Hello. Here is an article that I wrote on fashion and feminism. HOT TOPIC ALERT! Yes, it mentions Karl Lagerfeld. Ugh, what a total hack.

What’s to be done about the t-shirt problem?

Chinese artist Ai Weiwei makes his first foray into fashion photography and pisses off a lot of people by shucking paint over young designers’ creations (pics here). Robin Givhan has her take on it here.

After finishing off a thesis, working and then taking on even more work this week, I can confirm that work burnout does exist. One unfortunate symptom is that your brain starts to resemble badly-scrambled eggs. A less unfortunate symptom is the impulse to binge watch Miss Fisher’s Murder Mysteries until the synapses knit themselves together again.

Mallory Ortberg’s ‘Texts From Jane Eyre’ may be the best Christmas stocking filler gift for the funny, socially-engaged woman in your life - note to my Dad, who once got me a copy of Derek Blasberg’s ‘Classy’ as a joke-but-also-not-a-joke.

My Little Bronie.

Was Vincent van Gogh murdered? Well, no, almost definitely not. But this is certainly a well-constructed flight of CSI fancy.

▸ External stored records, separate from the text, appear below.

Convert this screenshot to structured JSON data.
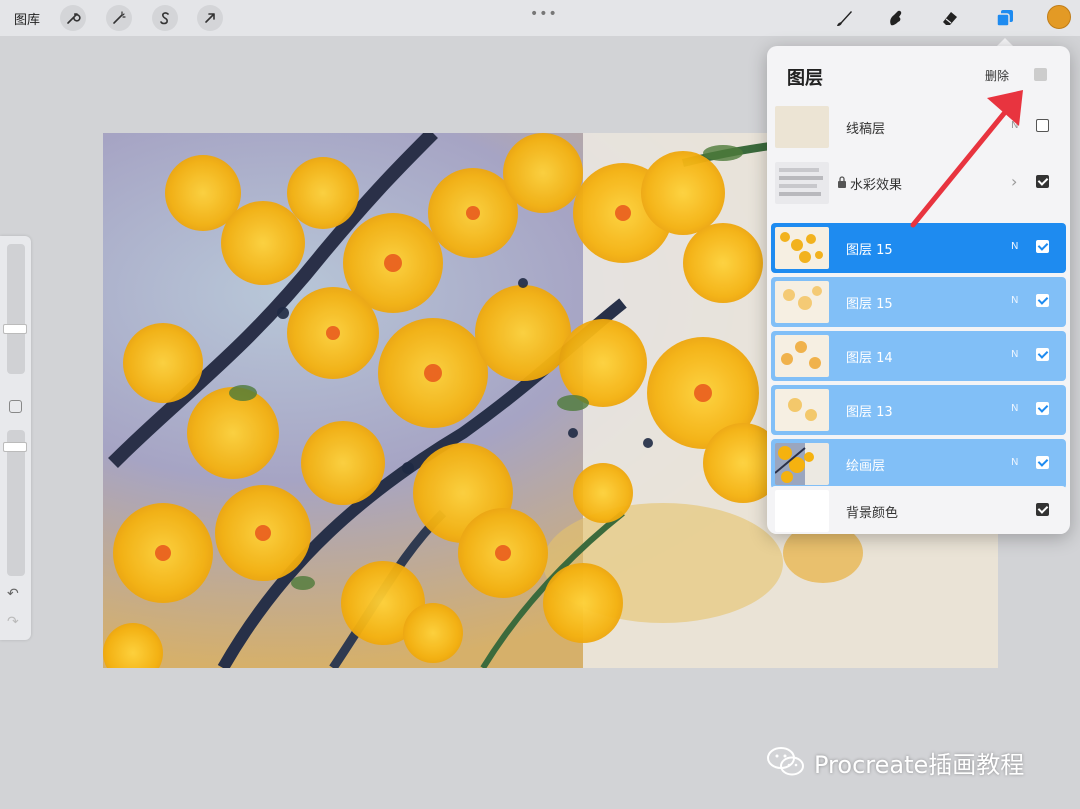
{
  "toolbar": {
    "gallery_label": "图库",
    "left_tools": [
      {
        "name": "actions-wrench-icon"
      },
      {
        "name": "adjustments-wand-icon"
      },
      {
        "name": "selection-s-icon"
      },
      {
        "name": "transform-arrow-icon"
      }
    ],
    "grabber_glyph": "•••",
    "right_tools": [
      {
        "name": "brush-icon"
      },
      {
        "name": "smudge-icon"
      },
      {
        "name": "eraser-icon"
      },
      {
        "name": "layers-icon"
      }
    ],
    "current_color": "#e39a25"
  },
  "sidebar": {
    "undo_glyph": "↶",
    "redo_glyph": "↷"
  },
  "layers_panel": {
    "title": "图层",
    "delete_label": "删除",
    "layers": [
      {
        "name": "线稿层",
        "blend": "N",
        "visible": false,
        "state": "normal",
        "thumb": "sketch"
      },
      {
        "name": "水彩效果",
        "blend": "",
        "visible": true,
        "state": "normal",
        "thumb": "watercolor",
        "locked": true,
        "group": true
      },
      {
        "name": "图层 15",
        "blend": "N",
        "visible": true,
        "state": "active",
        "thumb": "flowers1"
      },
      {
        "name": "图层 15",
        "blend": "N",
        "visible": true,
        "state": "selected",
        "thumb": "flowers2"
      },
      {
        "name": "图层 14",
        "blend": "N",
        "visible": true,
        "state": "selected",
        "thumb": "flowers3"
      },
      {
        "name": "图层 13",
        "blend": "N",
        "visible": true,
        "state": "selected",
        "thumb": "flowers4"
      },
      {
        "name": "绘画层",
        "blend": "N",
        "visible": true,
        "state": "selected",
        "thumb": "painting"
      },
      {
        "name": "背景颜色",
        "blend": "",
        "visible": true,
        "state": "normal",
        "thumb": "background"
      }
    ]
  },
  "watermark": {
    "text": "Procreate插画教程"
  },
  "colors": {
    "active_layer": "#1e8bf0",
    "selected_layer": "#81bff7",
    "annotation_arrow": "#e8343f"
  }
}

Note to future biographers; Theo van Gogh would probably make an excellent 19th century Horatio Caine.

I don’t fucking care if you like it. Yes please.